1. 26

Users running the most recent versions of WhatsApp on any platform now get full end to end encryption for every message they send and every WhatsApp call they make when communicating with each other.

  1.  

  2. 3

    Once a client recognizes a contact as being fully e2e capable, it will not permit transmitting plaintext to that contact, even if that contact were to downgrade to a version of the software that is not fully e2e capable. This prevents the server or a network attacker from being able to perform a downgrade attack.

    I’m curious to see how this goes over, given that it’s trading convenience for security, and that tends to be a hard sell.

    1. 6

      The upside is that downgrading mobile software is an extremely painful operation, IME, and almost no users know how to do it.

    2. 2

      Curious to see how other chat networks (Facebook’s Messenger, Skype, etc.) will react to this.

      1. 4

        Based off of their previous reactions to similar events, not at all?

        1. 1

          Zing! But seriously, I expect other services to start using (stronger) encryption in light of this and the Apple thing.

      2. 1

        The problem is a) how does a user verify this without trusting an icon on the screen rendered by the app itself, and b) how do we verify that all data is being sent encrypted at all times?
        I think the only way to do this is via rules enforced by the OS. Something like, the OS manages the certificates, the app is only allowed to connect via a special OS specific “encrypted communication api” that manages the certificates and connection.
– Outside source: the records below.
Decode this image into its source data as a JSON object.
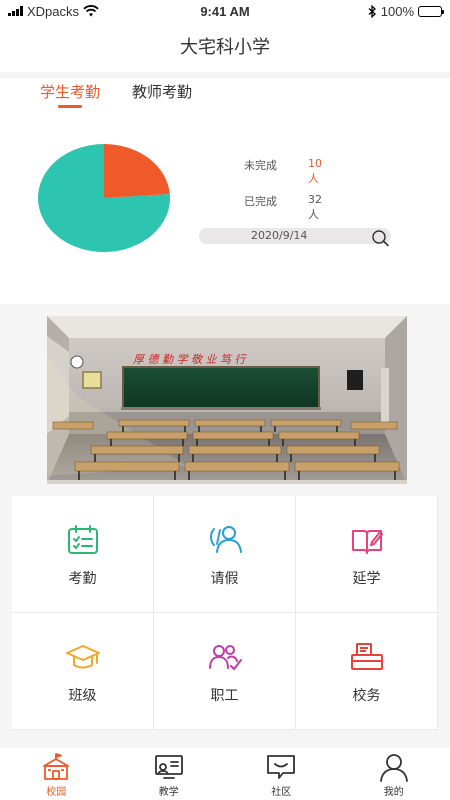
{
  "status_bar": {
    "carrier": "XDpacks",
    "time": "9:41 AM",
    "battery_text": "100%",
    "battery_level": 1.0
  },
  "header": {
    "title": "大宅科小学"
  },
  "attendance": {
    "tabs": [
      {
        "label": "学生考勤",
        "active": true
      },
      {
        "label": "教师考勤",
        "active": false
      }
    ],
    "stats": [
      {
        "label": "未完成",
        "value": "10人"
      },
      {
        "label": "已完成",
        "value": "32人"
      }
    ],
    "date": "2020/9/14",
    "colors": {
      "incomplete": "#ef5a2a",
      "complete": "#2dc4b0",
      "accent": "#ef5a2a"
    }
  },
  "chart_data": {
    "type": "pie",
    "labels": [
      "未完成",
      "已完成"
    ],
    "values": [
      10,
      32
    ],
    "colors": [
      "#ef5a2a",
      "#2dc4b0"
    ]
  },
  "menu": {
    "items": [
      {
        "label": "考勤",
        "icon": "attendance-icon",
        "color": "#2bb673"
      },
      {
        "label": "请假",
        "icon": "leave-icon",
        "color": "#2a9fd8"
      },
      {
        "label": "延学",
        "icon": "extended-study-icon",
        "color": "#e8417f"
      },
      {
        "label": "班级",
        "icon": "class-icon",
        "color": "#f5a623"
      },
      {
        "label": "职工",
        "icon": "staff-icon",
        "color": "#c63aa4"
      },
      {
        "label": "校务",
        "icon": "school-affairs-icon",
        "color": "#e8423a"
      }
    ]
  },
  "tabbar": {
    "items": [
      {
        "label": "校园",
        "icon": "campus-icon",
        "active": true
      },
      {
        "label": "教学",
        "icon": "teaching-icon",
        "active": false
      },
      {
        "label": "社区",
        "icon": "community-icon",
        "active": false
      },
      {
        "label": "我的",
        "icon": "profile-icon",
        "active": false
      }
    ]
  }
}
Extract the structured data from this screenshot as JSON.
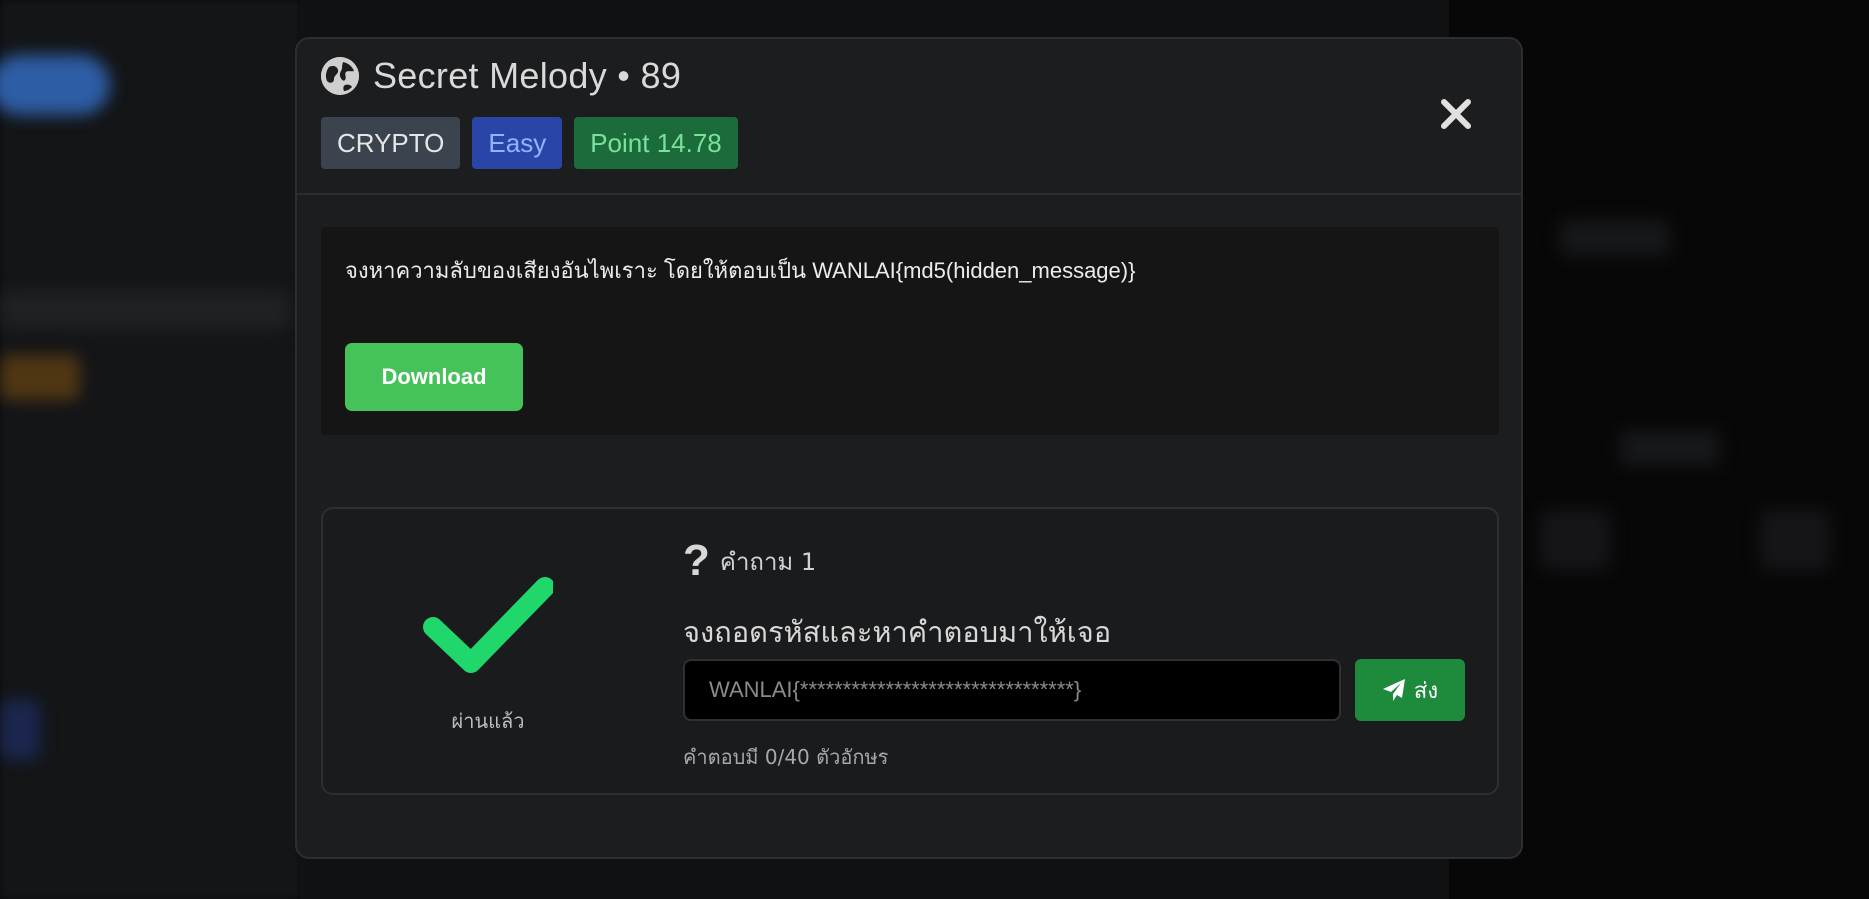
{
  "challenge": {
    "title": "Secret Melody • 89",
    "category": "CRYPTO",
    "difficulty": "Easy",
    "points": "Point 14.78",
    "description": "จงหาความลับของเสียงอันไพเราะ โดยให้ตอบเป็น WANLAI{md5(hidden_message)}",
    "download_label": "Download"
  },
  "question": {
    "number_label": "คำถาม 1",
    "text": "จงถอดรหัสและหาคำตอบมาให้เจอ",
    "answer_value": "WANLAI{********************************}",
    "submit_label": "ส่ง",
    "counter_prefix": "คำตอบมี",
    "counter_value": "0/40",
    "counter_suffix": "ตัวอักษร",
    "status_label": "ผ่านแล้ว"
  },
  "icons": {
    "globe": "globe-icon",
    "close": "close-icon",
    "question": "question-icon",
    "check": "check-icon",
    "send": "paper-plane-icon"
  },
  "colors": {
    "category_badge": "#3b434e",
    "difficulty_badge": "#2a45a8",
    "points_badge": "#1c6b3a",
    "download": "#46c25a",
    "submit": "#1e8a3c",
    "check": "#1fd76a"
  }
}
If you want end to end encryption the only good way to swap keys is offline/in person, not via the internet which is another hurdle.
        The other question is how can we trust the OS? For closed source OSs I’d say we can’t.

        1. 1

          None of those are good reasons not to celebrate a significant improvement in practical/applied security for half a billion people.